Building a positive self-image in children, according to Dr. Hanoch McCarty of the National Council for Self Esteem, is a process of restoring what they were born with.

A child's sense of identity can be compared to a magnificent shaft of wheat. "We grind it up, take all the vitamins and good stuff out, put 10 percent back in, and call it enriched."Speaking at the second annual Conference on Self-Esteem, sponsored by the Davis County Council on Infants, Children and Youth, McCarty addressed several hundred parents, educators and students at Davis High School.

A child's parenting, school experiences, peer pressure, society and job success are the five factors that most powerfully shape his sense of self-esteem, said the nationally recognized psychiatrist and social worker who got his start in New York's inner city.

In other words, self-esteem is the total of the 10,000 positive and negative messages a person receives from his parents, siblings, teachers, classmates and friends throughout his lifetime.

"At some point we believed in ourselves, and at some point, society taught us not to."

Everyone loves babies, McCarty explained, but from the moment a child takes his first step, he begins hearing negative messages: "No-no! Stay out of that! Don't touch that crystal."

Unfortunately, a preschool child cannot distinguish between his behavior and his "self." His experiences are like a bank account in the heart and spirit. The good things that happen to him are added as deposits. The bad things are withdrawals."

For this reason, parents concerned with a child's self-image should reduce the opportunities to negatively respond to that child in the first three years of life by "putting the crystal away."

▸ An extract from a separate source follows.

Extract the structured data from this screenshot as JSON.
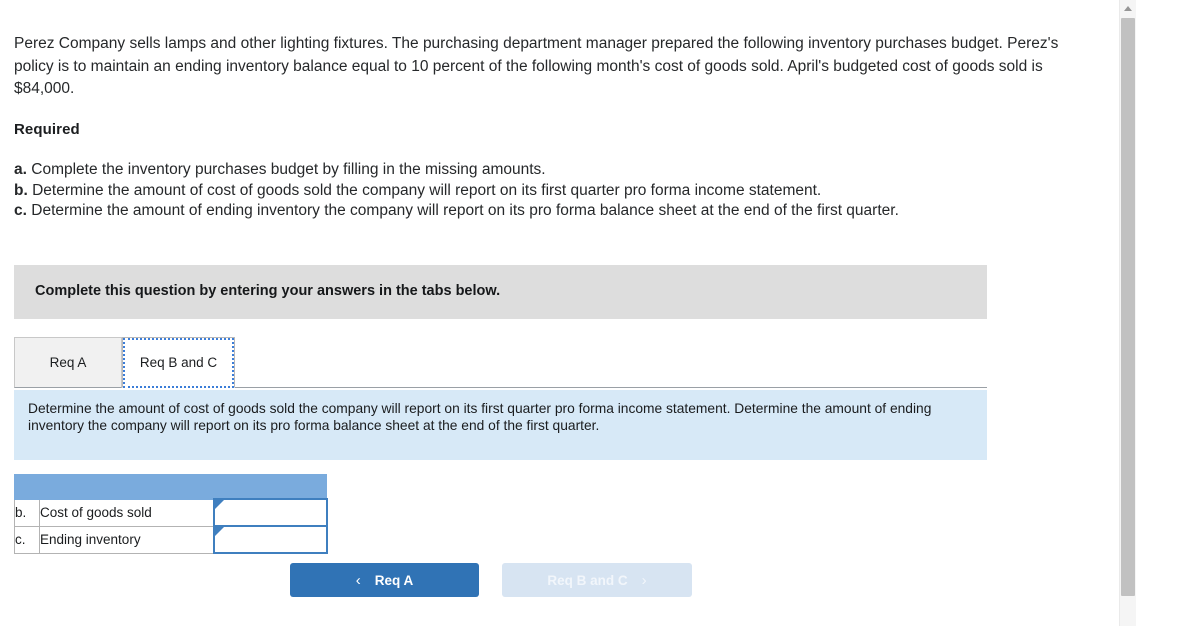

McCarty, himself a single parent of two children for 11 years, has recently added two step-children to his family through remarriage. In order to reduce the negative messages in the new house and home he is building, he double-soundproofed walls between each room by adding $150 worth of extra insulation.

Providing a self-esteem-building environment for one's children from McCarty's definition gives then an "innoculation against the infections of life."

In order for a child to grow up with a healthy self-image, he must have: a safe environment with freedom from physical, sexual, emotional and social abuse; a sense of identity as a special, unique, irreplaceable person; feelings of connectedness, inclusion, acceptance, affiliation and unconditional love; the powers of achievement and hope that "even if they goof up they will eventually make it;" models or mentors to emulate and learn from; a risk-taking openness to new experiences and challenges; counseling available from a skilled and caring helper when an outside perspective is necessary; meaningfulness, or the ability and opportunity to go beyond oneself in helping others.